Of course, there’s not much to say that hasn’t been said in this great piece from Business Insider looking at the American market, Stuff.co.nz’s take on the Kiwi scene or closer to home, this post by the King’s Chronicler of Devil’s Peak Brewing Co. The pluses far out number the minuses – cans keep oxygen out, meaning your beer stays fresher. They also keep the light out, saving your beer from the lightstruck aroma that could be the ‘nosetrack’ for a Pepe le Pew cartoon in smellivision (I’m trying to be clever here – lightstruck beer stinks like skunk). They’re easier to transport – a big deal for far-flung South African craft breweries – and easier to recycle, which should be a big deal for us all. And no, cans don’t make beer taste like metal.
Then there’s the downside. As far as I can tell there’s really only one, but it’s a big one – public perception. Let’s put aside ridiculous gimmicks like mountains that turn blue when your beer is cold enough to drink (I feel I’m intelligent enough to work out when my beer is at the right temperature all by myself), cans with extra wide openings (to cut down on chin dribblage I assume?) and most ridiculously of all, cans in the shape of bowties, designed for an easy grip. Y’know, for those tricky moments when your can of beer slips from your fingers and spills all over the floor. Seriously – are we all so dumb/drunk that we need all this assistance with sipping our beer? (In fact, Bud’s bowtie can is marketing genius – you get more aluminium and less beer for more money…though of course, some might say less Bud in a can is actually a bonus).
Anyway, silly designs aside, the major hurdle for brewers who want to save the planet and the quality of their product by canning rather than bottling is the idea that canned beer is cheap crap, that good beer doesn’t come from a can. This isn’t helped in South Africa by outsized cans of super-strong lager like Faxe or Pirate. But if 300 US breweries can put their quality ales in cans, we should be able to shake these perceptions that canned beer is crap beer.
It’s much the same as cork snobbery when it comes to wine. Screw-top wines are often looked upon with disdain, but despite the lack of romance when it comes to unscrewing a bottle of Shiraz rather than uncorking it, the benefits of the less poetic closure are undeniable. If we can just get over our perception that canned beer means cheap beer, we would probably be in for an altogether better beer experience in SA (assuming brewers here can go into cans – I don’t know much about the equipment side but I imagine it’s pricey). One of the biggest problems in the South African beer scene is consistency, particularly when it comes to bottled beers. The scope for contamination seems huge – something that should be lessened if craft beer here was put into cans.

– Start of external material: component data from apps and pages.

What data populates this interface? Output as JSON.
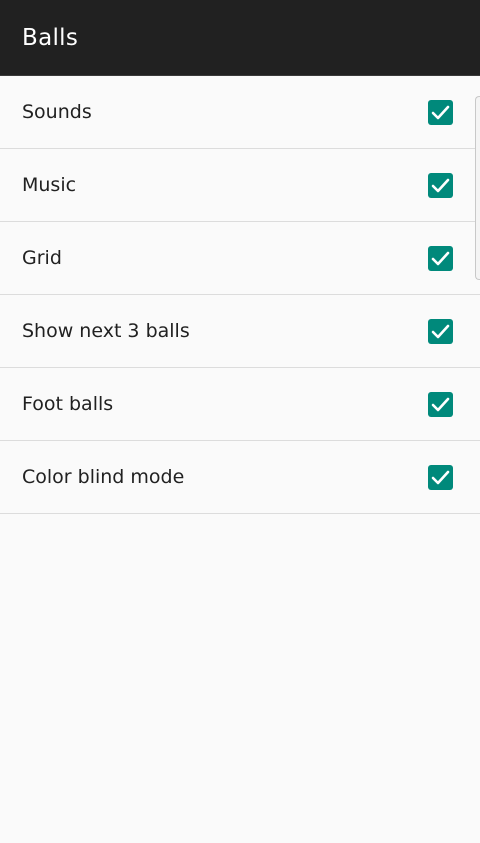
{
  "app_bar": {
    "title": "Balls"
  },
  "settings": [
    {
      "label": "Sounds",
      "checked": true
    },
    {
      "label": "Music",
      "checked": true
    },
    {
      "label": "Grid",
      "checked": true
    },
    {
      "label": "Show next 3 balls",
      "checked": true
    },
    {
      "label": "Foot balls",
      "checked": true
    },
    {
      "label": "Color blind mode",
      "checked": true
    }
  ],
  "colors": {
    "app_bar_bg": "#212121",
    "checkbox_accent": "#00897b",
    "background": "#fafafa"
  }
}
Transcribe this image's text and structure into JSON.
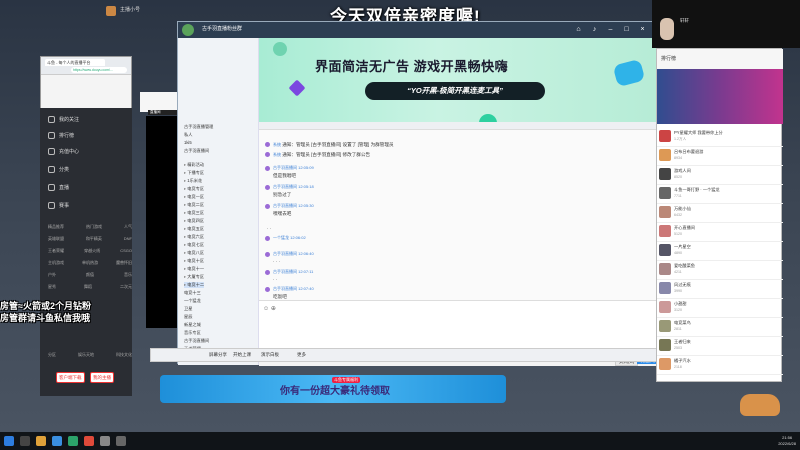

In closing, I’d like to ask you how you drink your beer. I’ve heard people say things like “I don’t care how good the beer is, I’m not drinking it from a can,” and to these people I would say this: get a goddamn glass! For me, the can is a storage vessel, not a drinking vessel and you shouldn’t be drinking out of it any more than you should be drinking craft beer from a bottle. The first sip is with the eye, the second with the nose and the third is an actual sip – you can’t appreciate the colour and aroma of a beer if you’re swigging from a bottle (or a can). Remember that many SA craft beers are bottle conditioned (they have yeast in the bottom) – they should be poured with the utmost care. Too much yeast gives you the shits – and that brings us, as everything seems to, back to toilets.
This post was originally published on The Craft Beer Project.